• Task data:
--------

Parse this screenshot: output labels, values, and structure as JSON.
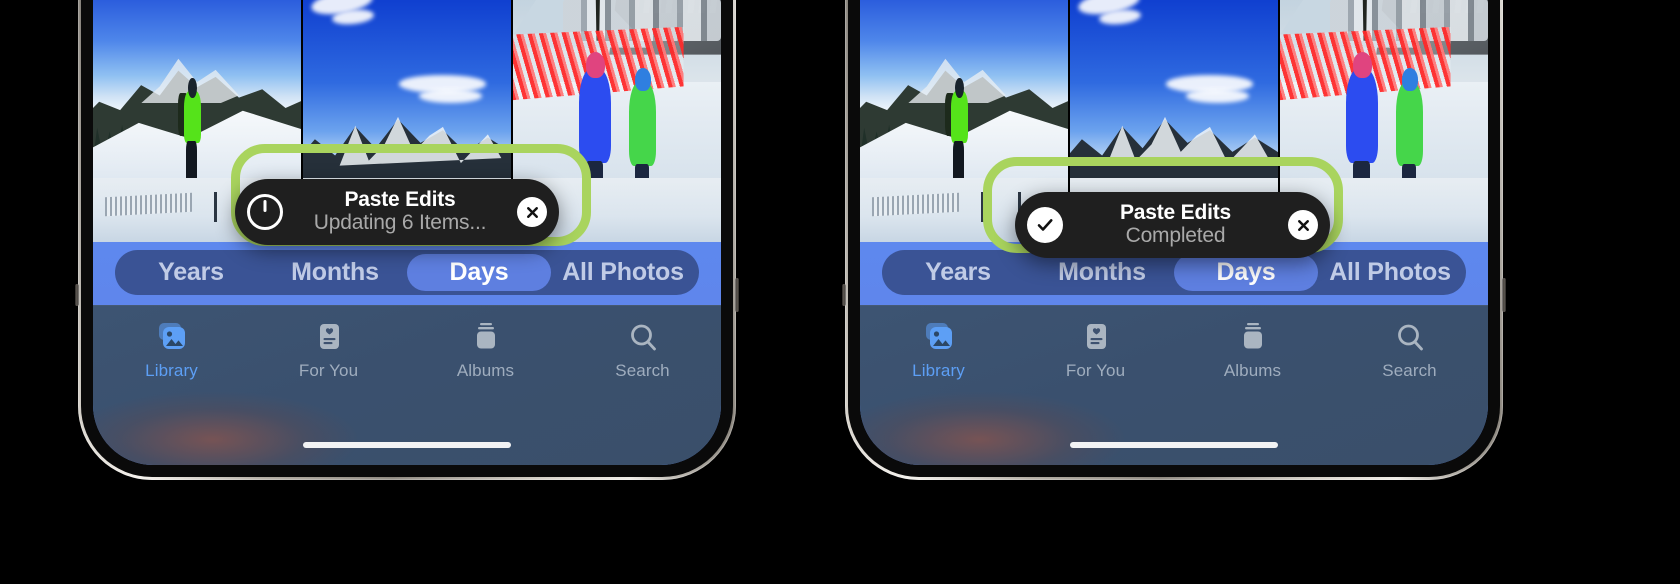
{
  "figure": {
    "background_color": "#000000",
    "callout_color": "#a9d45e",
    "device_count": 2
  },
  "colors": {
    "accent_blue": "#5d9ff5",
    "segment_bar": "#3a5395",
    "segment_active": "#5e7fe0",
    "app_band": "#5e88ee",
    "tabbar": "#3a506e",
    "toast_bg": "#1f1f1f",
    "toast_subtitle": "#a9a9a9",
    "callout_green": "#a9d45e"
  },
  "phones": [
    {
      "id": "left",
      "state": "in-progress",
      "toast": {
        "title": "Paste Edits",
        "subtitle": "Updating 6 Items...",
        "leading_icon": "progress-spinner-icon",
        "close_icon": "close-icon"
      },
      "segmented": {
        "items": [
          "Years",
          "Months",
          "Days",
          "All Photos"
        ],
        "selected": "Days"
      },
      "tabs": [
        {
          "label": "Library",
          "icon": "photos-library-icon",
          "active": true
        },
        {
          "label": "For You",
          "icon": "for-you-card-icon",
          "active": false
        },
        {
          "label": "Albums",
          "icon": "albums-stack-icon",
          "active": false
        },
        {
          "label": "Search",
          "icon": "search-icon",
          "active": false
        }
      ],
      "home_indicator": true
    },
    {
      "id": "right",
      "state": "completed",
      "toast": {
        "title": "Paste Edits",
        "subtitle": "Completed",
        "leading_icon": "checkmark-circle-icon",
        "close_icon": "close-icon"
      },
      "segmented": {
        "items": [
          "Years",
          "Months",
          "Days",
          "All Photos"
        ],
        "selected": "Days"
      },
      "tabs": [
        {
          "label": "Library",
          "icon": "photos-library-icon",
          "active": true
        },
        {
          "label": "For You",
          "icon": "for-you-card-icon",
          "active": false
        },
        {
          "label": "Albums",
          "icon": "albums-stack-icon",
          "active": false
        },
        {
          "label": "Search",
          "icon": "search-icon",
          "active": false
        }
      ],
      "home_indicator": true
    }
  ],
  "photo_grid": {
    "row1": [
      {
        "alt": "skier-on-snowy-ridge"
      },
      {
        "alt": "blue-sky-over-mountain-range"
      },
      {
        "alt": "children-walking-past-lodge"
      }
    ],
    "row2": [
      {
        "alt": "ski-resort-base-area"
      },
      {
        "alt": "sledding-hill"
      },
      {
        "alt": "snow-slope"
      }
    ]
  }
}
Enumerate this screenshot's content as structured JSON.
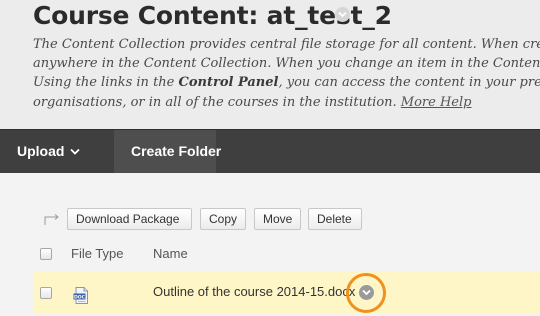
{
  "header": {
    "title": "Course Content: at_test_2",
    "description": {
      "line1": "The Content Collection provides central file storage for all content. When creating",
      "line2": "anywhere in the Content Collection. When you change an item in the Content Colle",
      "line3_pre": "Using the links in the ",
      "line3_bold": "Control Panel",
      "line3_post": ", you can access the content in your present",
      "line4": "organisations, or in all of the courses in the institution. ",
      "help_link": "More Help"
    }
  },
  "toolbar": {
    "upload_label": "Upload",
    "create_folder_label": "Create Folder"
  },
  "actions": {
    "download_package": "Download Package",
    "copy": "Copy",
    "move": "Move",
    "delete": "Delete"
  },
  "table": {
    "columns": [
      "File Type",
      "Name"
    ],
    "rows": [
      {
        "name": "Outline of the course 2014-15.docx",
        "file_type_icon": "doc-icon"
      }
    ]
  },
  "colors": {
    "header_bg": "#ececec",
    "toolbar_bg": "#3f3f3f",
    "highlight_row": "#fff6c8",
    "highlight_ring": "#f0901e"
  }
}
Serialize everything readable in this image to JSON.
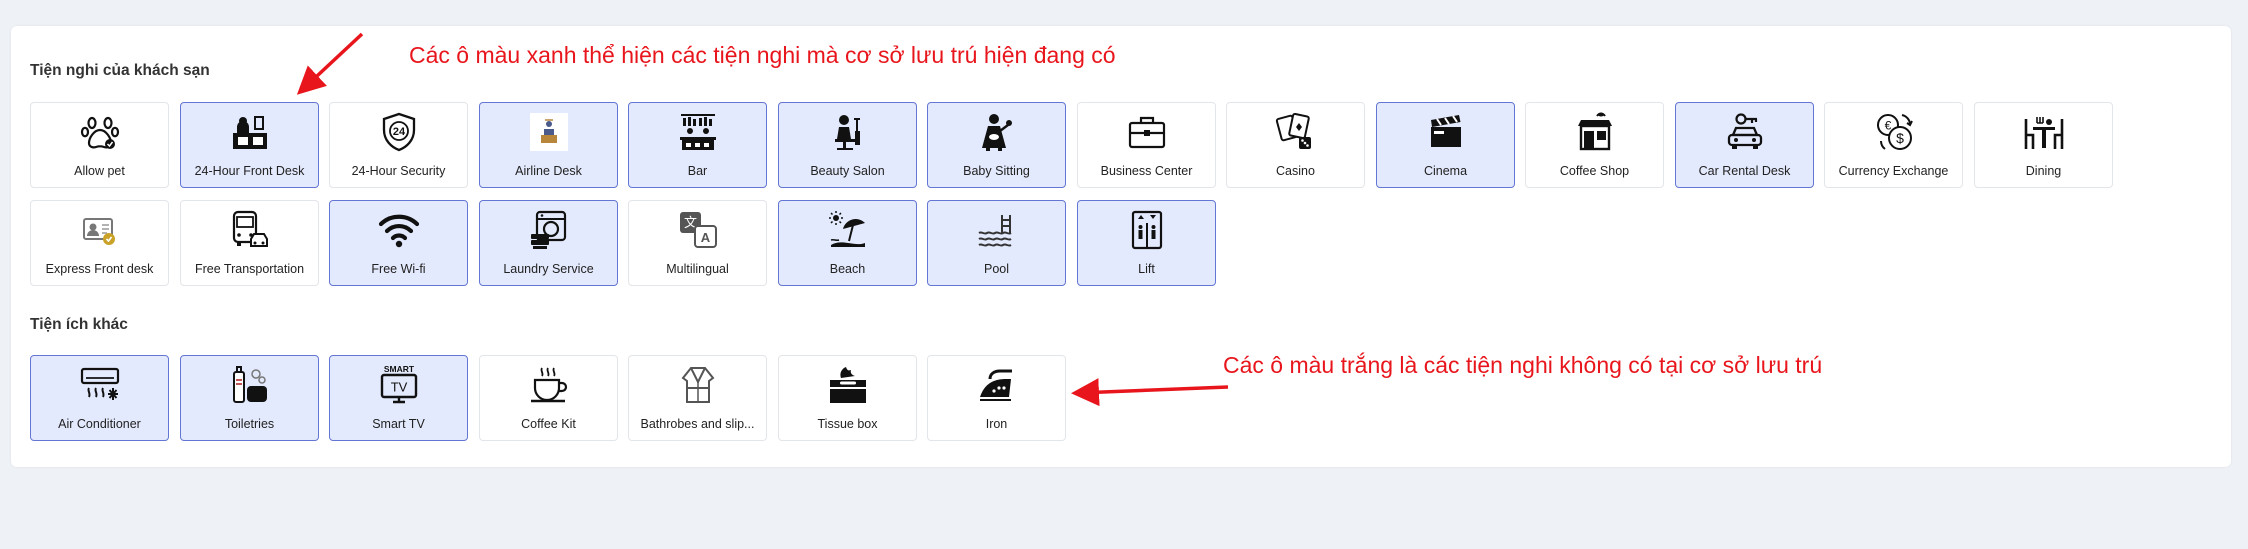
{
  "sections": {
    "hotel_title": "Tiện nghi của khách sạn",
    "other_title": "Tiện ích khác"
  },
  "annotations": {
    "blue_note": "Các ô màu xanh thể hiện các tiện nghi mà cơ sở lưu trú hiện đang có",
    "white_note": "Các ô màu trắng là các tiện nghi không có tại cơ sở lưu trú",
    "color": "#e8161c"
  },
  "colors": {
    "active_bg": "#e4eafd",
    "active_border": "#6476d3",
    "page_bg": "#eef1f6"
  },
  "hotel_amenities": [
    {
      "label": "Allow pet",
      "icon": "paw-icon",
      "active": false
    },
    {
      "label": "24-Hour Front Desk",
      "icon": "front-desk-icon",
      "active": true
    },
    {
      "label": "24-Hour Security",
      "icon": "shield-24-icon",
      "active": false
    },
    {
      "label": "Airline Desk",
      "icon": "airline-desk-icon",
      "active": true
    },
    {
      "label": "Bar",
      "icon": "bar-icon",
      "active": true
    },
    {
      "label": "Beauty Salon",
      "icon": "beauty-salon-icon",
      "active": true
    },
    {
      "label": "Baby Sitting",
      "icon": "baby-sitting-icon",
      "active": true
    },
    {
      "label": "Business Center",
      "icon": "briefcase-icon",
      "active": false
    },
    {
      "label": "Casino",
      "icon": "casino-cards-icon",
      "active": false
    },
    {
      "label": "Cinema",
      "icon": "clapperboard-icon",
      "active": true
    },
    {
      "label": "Coffee Shop",
      "icon": "coffee-shop-icon",
      "active": false
    },
    {
      "label": "Car Rental Desk",
      "icon": "car-key-icon",
      "active": true
    },
    {
      "label": "Currency Exchange",
      "icon": "currency-exchange-icon",
      "active": false
    },
    {
      "label": "Dining",
      "icon": "dining-icon",
      "active": false
    },
    {
      "label": "Express Front desk",
      "icon": "id-card-icon",
      "active": false
    },
    {
      "label": "Free Transportation",
      "icon": "bus-car-icon",
      "active": false
    },
    {
      "label": "Free Wi-fi",
      "icon": "wifi-icon",
      "active": true
    },
    {
      "label": "Laundry Service",
      "icon": "washing-machine-icon",
      "active": true
    },
    {
      "label": "Multilingual",
      "icon": "translate-icon",
      "active": false
    },
    {
      "label": "Beach",
      "icon": "beach-umbrella-icon",
      "active": true
    },
    {
      "label": "Pool",
      "icon": "pool-icon",
      "active": true
    },
    {
      "label": "Lift",
      "icon": "elevator-icon",
      "active": true
    }
  ],
  "other_amenities": [
    {
      "label": "Air Conditioner",
      "icon": "air-conditioner-icon",
      "active": true
    },
    {
      "label": "Toiletries",
      "icon": "toiletries-icon",
      "active": true
    },
    {
      "label": "Smart TV",
      "icon": "smart-tv-icon",
      "active": true,
      "icon_text": "SMART"
    },
    {
      "label": "Coffee Kit",
      "icon": "coffee-cup-icon",
      "active": false
    },
    {
      "label": "Bathrobes and slip...",
      "icon": "bathrobe-icon",
      "active": false
    },
    {
      "label": "Tissue box",
      "icon": "tissue-box-icon",
      "active": false
    },
    {
      "label": "Iron",
      "icon": "iron-icon",
      "active": false
    }
  ]
}
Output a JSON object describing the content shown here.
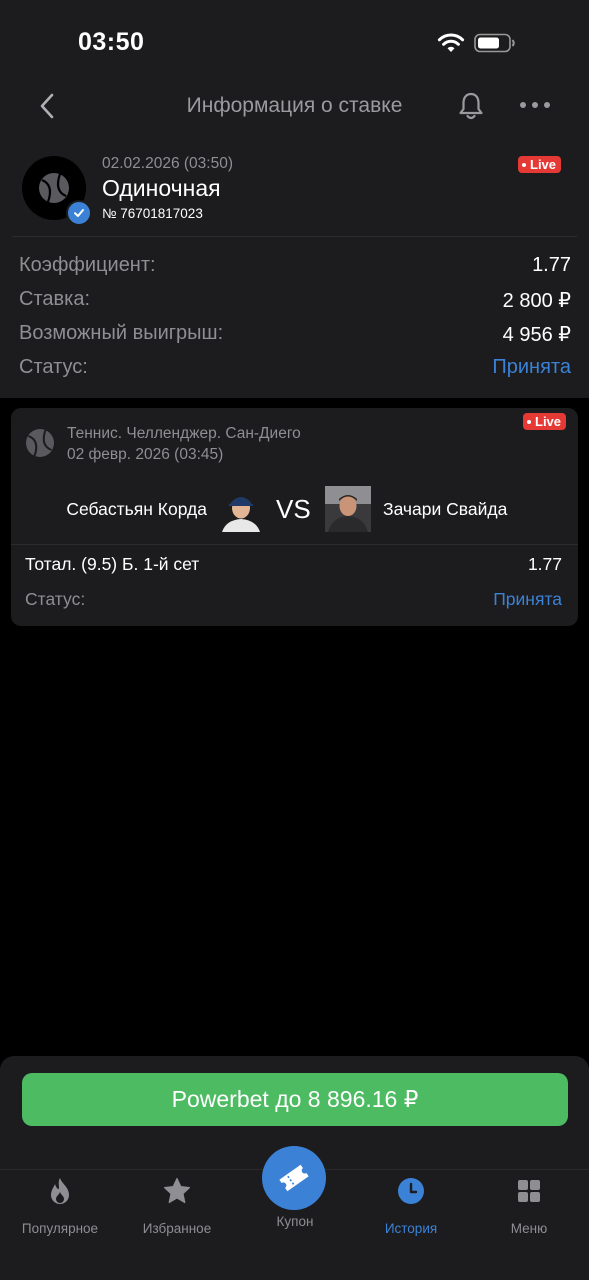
{
  "status_bar": {
    "time": "03:50"
  },
  "nav": {
    "title": "Информация о ставке"
  },
  "bet": {
    "date": "02.02.2026 (03:50)",
    "type": "Одиночная",
    "number": "№ 76701817023",
    "live_label": "Live"
  },
  "details": [
    {
      "key": "Коэффициент:",
      "value": "1.77"
    },
    {
      "key": "Ставка:",
      "value": "2 800 ₽"
    },
    {
      "key": "Возможный выигрыш:",
      "value": "4 956 ₽"
    },
    {
      "key": "Статус:",
      "value": "Принята"
    }
  ],
  "event": {
    "league": "Теннис. Челленджер. Сан-Диего",
    "date": "02 февр. 2026 (03:45)",
    "live_label": "Live",
    "player_left": "Себастьян Корда",
    "player_right": "Зачари Свайда",
    "vs": "VS",
    "market": "Тотал. (9.5) Б. 1-й сет",
    "odds": "1.77",
    "status_key": "Статус:",
    "status_value": "Принята"
  },
  "powerbet": {
    "label": "Powerbet до 8 896.16 ₽"
  },
  "tabs": [
    {
      "label": "Популярное",
      "icon": "fire-icon"
    },
    {
      "label": "Избранное",
      "icon": "star-icon"
    },
    {
      "label": "Купон",
      "icon": "ticket-icon"
    },
    {
      "label": "История",
      "icon": "clock-icon"
    },
    {
      "label": "Меню",
      "icon": "grid-icon"
    }
  ],
  "colors": {
    "accent": "#3b82d6",
    "live": "#e53935",
    "powerbet": "#4cbb62",
    "surface": "#1c1c1e",
    "muted": "#8e8e93"
  }
}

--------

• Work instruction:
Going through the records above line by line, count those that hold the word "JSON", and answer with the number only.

• Your response:
4